to the interpretability, relevance, and utility of
Consequential Basis of Validity refers to the value implications of test scores as a
basis for action and the actual and potential social
consequences of using these scores.
The consistency or stability of a measure.
Following are three commonly used types of
- Test-Retest Reliability is measured by
whether a respondent receives an
equivalent score on the same (or a parallel)
instrument at two different points in time (where the time interval or what
occurs during the interval would not be expected to impact
- Internal Consistency Reliability is
measured by the statistical relationship
among items from a single instrument. If all the
items (or group of items) on a test are supposed to
measure the same construct, then there should be a
strong correlation among the items (e.g., if given respondent correctly answers one item at a given level of difficulty, that respondent islikely to correctedly answer other related items at the same difficulty level).
- Inter-rater Reliability is the degree
to which the measuring instrument yields similar results at the same time with more than one
Sources of variability that interfere with an
accurate ("true") test score.
Following are sources of
- Characteristics of test takers: On a
given day, a respondent's test performance can be
affected by factors such as concentration level,
motivation to perform, physical health, and anxiety
- Characteristics and behavior of test
administrators: The ability to give and enforce
a standardized set of testing procedures can be
affected by differences in test administrators, such
as how test administrators feel on any given day
and how carefully they adhere to the test
- Characteristics of the testing
environment: Differences in testing
environments such as lighting level, air
temperature, and noise level can impact the
performance of some or all test takers.
- Test administration procedures: Inadequate specification of the responses a test
administrator needs, ambiguous or poorly worded test
directions, and unsuitable time periods for test
completion can contribute to error.
- Scoring accuracy: An inability to
mechanically or visually read a test answer,
mistakes in scoring keys, and sloppiness or
disagreement among raters in scoring are
examples of factors that detract from the accuracy
of the scoring and ultimately reduce the test reliability.
|Use & Utility of Instruments
||Instrument Data Preparation
Instrument data should follow a systematic,
error-free format that can be analyzed according to
the evaluation plan.
||Reports of Test Construction Practices
Include detailed descriptions of instrument
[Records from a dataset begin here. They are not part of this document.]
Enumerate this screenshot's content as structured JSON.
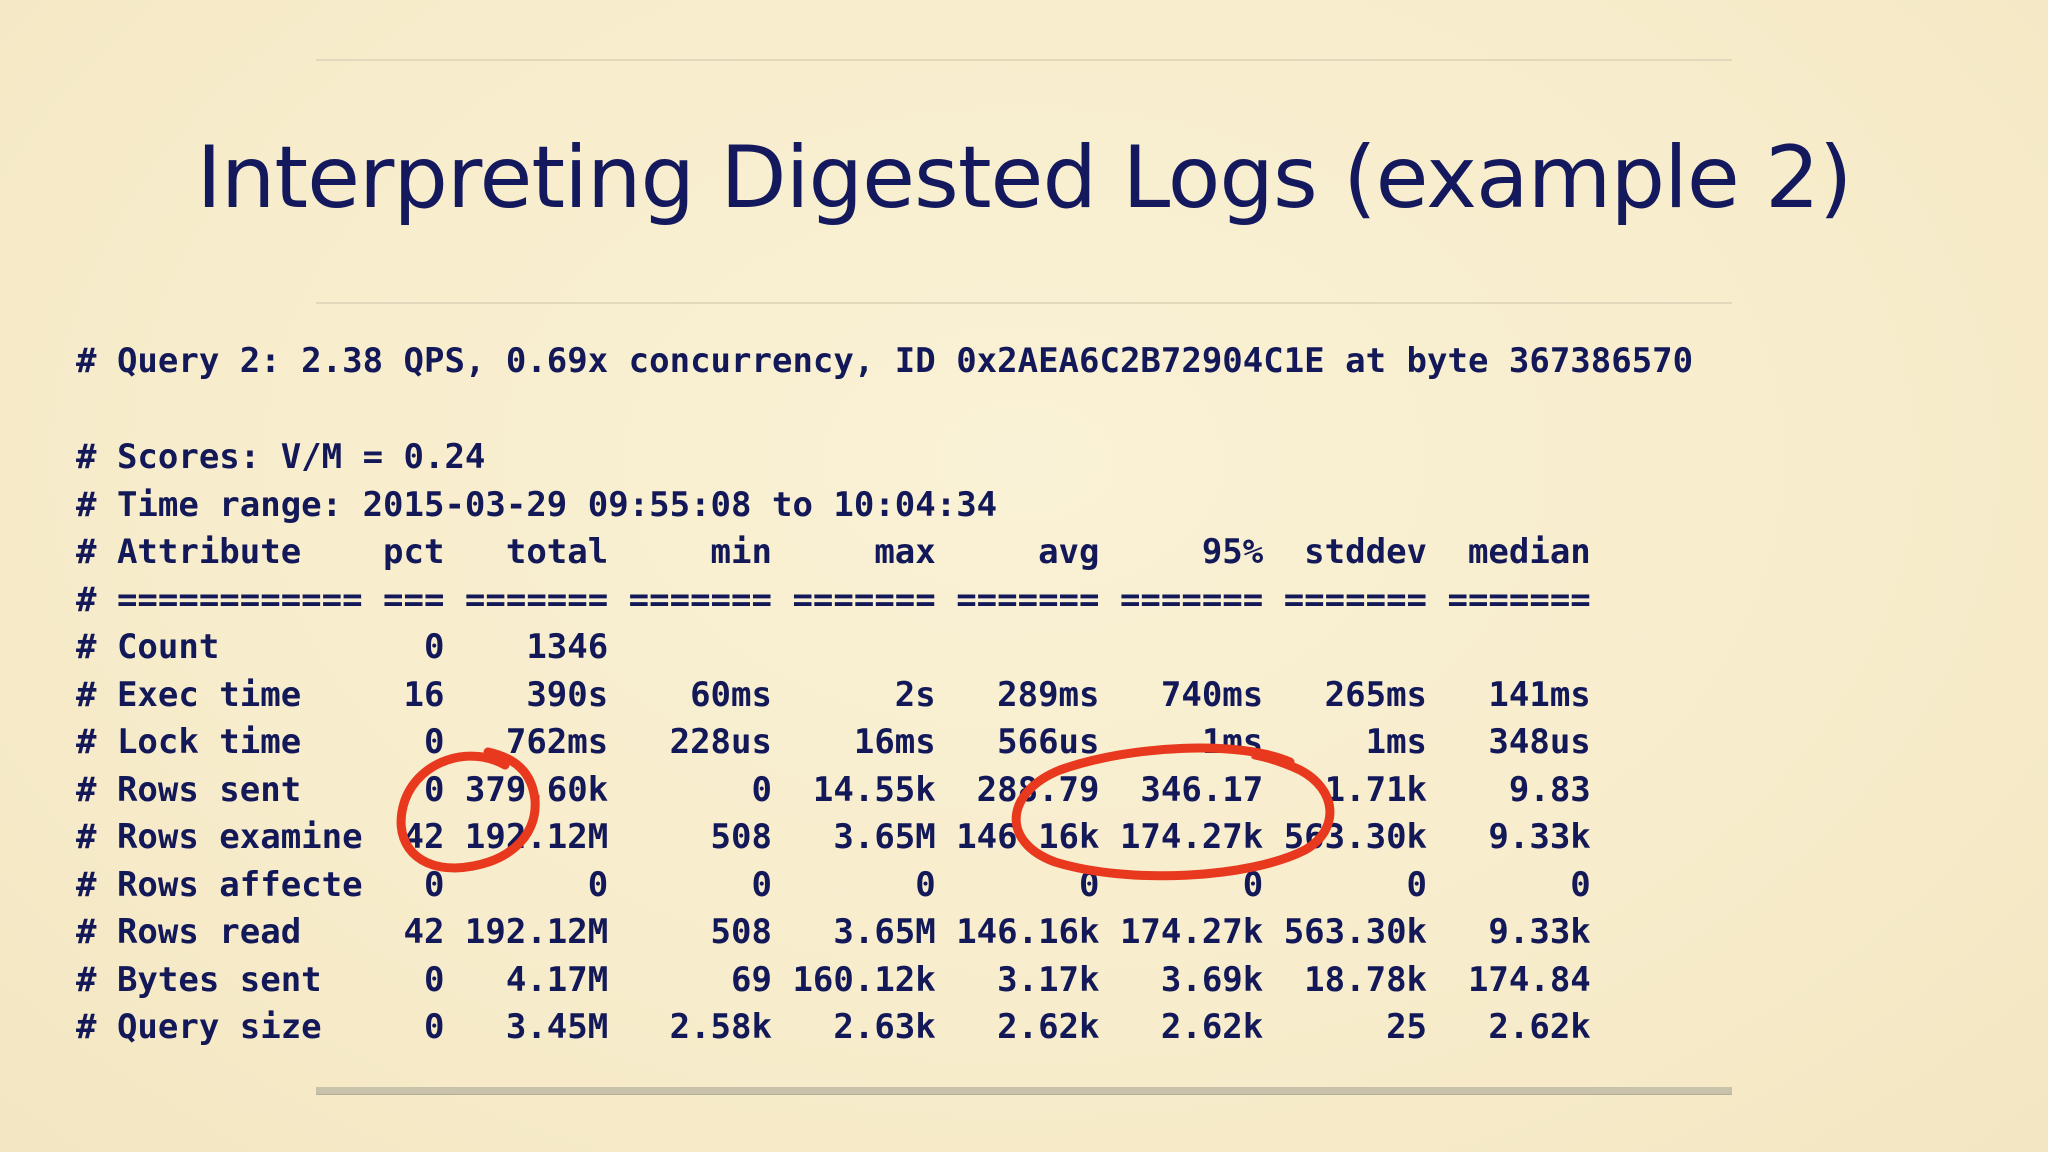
{
  "title": "Interpreting Digested Logs (example 2)",
  "header_line": "# Query 2: 2.38 QPS, 0.69x concurrency, ID 0x2AEA6C2B72904C1E at byte 367386570",
  "score_lines": [
    "# Scores: V/M = 0.24",
    "# Time range: 2015-03-29 09:55:08 to 10:04:34"
  ],
  "table": {
    "columns": [
      "Attribute",
      "pct",
      "total",
      "min",
      "max",
      "avg",
      "95%",
      "stddev",
      "median"
    ],
    "separator": "# ============ === ======= ======= ======= ======= ======= ======= =======",
    "rows": [
      {
        "attribute": "Count",
        "pct": "0",
        "total": "1346",
        "min": "",
        "max": "",
        "avg": "",
        "p95": "",
        "stddev": "",
        "median": ""
      },
      {
        "attribute": "Exec time",
        "pct": "16",
        "total": "390s",
        "min": "60ms",
        "max": "2s",
        "avg": "289ms",
        "p95": "740ms",
        "stddev": "265ms",
        "median": "141ms"
      },
      {
        "attribute": "Lock time",
        "pct": "0",
        "total": "762ms",
        "min": "228us",
        "max": "16ms",
        "avg": "566us",
        "p95": "1ms",
        "stddev": "1ms",
        "median": "348us"
      },
      {
        "attribute": "Rows sent",
        "pct": "0",
        "total": "379.60k",
        "min": "0",
        "max": "14.55k",
        "avg": "288.79",
        "p95": "346.17",
        "stddev": "1.71k",
        "median": "9.83"
      },
      {
        "attribute": "Rows examine",
        "pct": "42",
        "total": "192.12M",
        "min": "508",
        "max": "3.65M",
        "avg": "146.16k",
        "p95": "174.27k",
        "stddev": "563.30k",
        "median": "9.33k"
      },
      {
        "attribute": "Rows affecte",
        "pct": "0",
        "total": "0",
        "min": "0",
        "max": "0",
        "avg": "0",
        "p95": "0",
        "stddev": "0",
        "median": "0"
      },
      {
        "attribute": "Rows read",
        "pct": "42",
        "total": "192.12M",
        "min": "508",
        "max": "3.65M",
        "avg": "146.16k",
        "p95": "174.27k",
        "stddev": "563.30k",
        "median": "9.33k"
      },
      {
        "attribute": "Bytes sent",
        "pct": "0",
        "total": "4.17M",
        "min": "69",
        "max": "160.12k",
        "avg": "3.17k",
        "p95": "3.69k",
        "stddev": "18.78k",
        "median": "174.84"
      },
      {
        "attribute": "Query size",
        "pct": "0",
        "total": "3.45M",
        "min": "2.58k",
        "max": "2.63k",
        "avg": "2.62k",
        "p95": "2.62k",
        "stddev": "25",
        "median": "2.62k"
      }
    ]
  },
  "colors": {
    "background": "#f8efcf",
    "text": "#131958",
    "annotation": "#e8381e"
  }
}
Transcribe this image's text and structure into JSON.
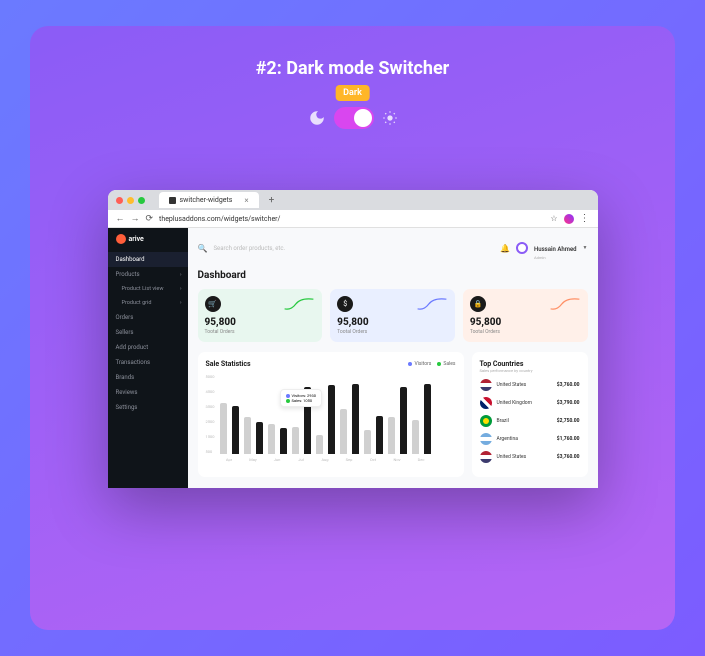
{
  "banner": {
    "title": "#2: Dark mode Switcher",
    "badge": "Dark"
  },
  "browser": {
    "tab": "switcher-widgets",
    "url": "theplusaddons.com/widgets/switcher/"
  },
  "user": {
    "name": "Hussain Ahmed",
    "role": "Admin"
  },
  "search": {
    "placeholder": "Search order products, etc."
  },
  "sidebar": {
    "brand": "arive",
    "items": [
      {
        "label": "Dashboard",
        "active": true
      },
      {
        "label": "Products",
        "exp": true
      },
      {
        "label": "Product List view",
        "sub": true,
        "exp": true
      },
      {
        "label": "Product grid",
        "sub": true,
        "exp": true
      },
      {
        "label": "Orders"
      },
      {
        "label": "Sellers"
      },
      {
        "label": "Add product"
      },
      {
        "label": "Transactions"
      },
      {
        "label": "Brands"
      },
      {
        "label": "Reviews"
      },
      {
        "label": "Settings"
      }
    ]
  },
  "page": {
    "title": "Dashboard"
  },
  "stats": [
    {
      "value": "95,800",
      "label": "Tootal Orders",
      "color": "g",
      "icon": "🛒"
    },
    {
      "value": "95,800",
      "label": "Tootal Orders",
      "color": "b",
      "icon": "$"
    },
    {
      "value": "95,800",
      "label": "Tootal Orders",
      "color": "o",
      "icon": "🔒"
    }
  ],
  "chart": {
    "title": "Sale Statistics",
    "legend": {
      "visitors": "Visitors",
      "sales": "Sales"
    },
    "tooltip": {
      "visitors": "Visitors: 2930",
      "sales": "Sales: 1050"
    }
  },
  "chart_data": {
    "type": "bar",
    "categories": [
      "Apr",
      "May",
      "Jun",
      "Jul",
      "Aug",
      "Sep",
      "Oct",
      "Nov",
      "Dec"
    ],
    "series": [
      {
        "name": "Visitors",
        "values": [
          3200,
          2300,
          1900,
          1700,
          1200,
          2800,
          1500,
          2300,
          2100
        ]
      },
      {
        "name": "Sales",
        "values": [
          3000,
          2000,
          1600,
          4200,
          4300,
          4400,
          2400,
          4200,
          4400
        ]
      }
    ],
    "ylabels": [
      "5000",
      "4500",
      "3500",
      "2500",
      "1500",
      "500"
    ],
    "ylim": [
      0,
      5000
    ],
    "xlabel": "",
    "ylabel": ""
  },
  "countries": {
    "title": "Top Countries",
    "subtitle": "Sales performance by country",
    "rows": [
      {
        "flag": "us",
        "name": "United States",
        "value": "$3,760.00"
      },
      {
        "flag": "uk",
        "name": "United Kingdom",
        "value": "$3,790.00"
      },
      {
        "flag": "br",
        "name": "Brazil",
        "value": "$2,750.00"
      },
      {
        "flag": "ar",
        "name": "Argentina",
        "value": "$1,760.00"
      },
      {
        "flag": "us",
        "name": "United States",
        "value": "$3,760.00"
      }
    ]
  }
}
development and characteristics in all reporting.
Make descriptions and copies of instruments
available to the research evaluation community.
Not sure where to start?
Try reading some user
scenarios for instruments.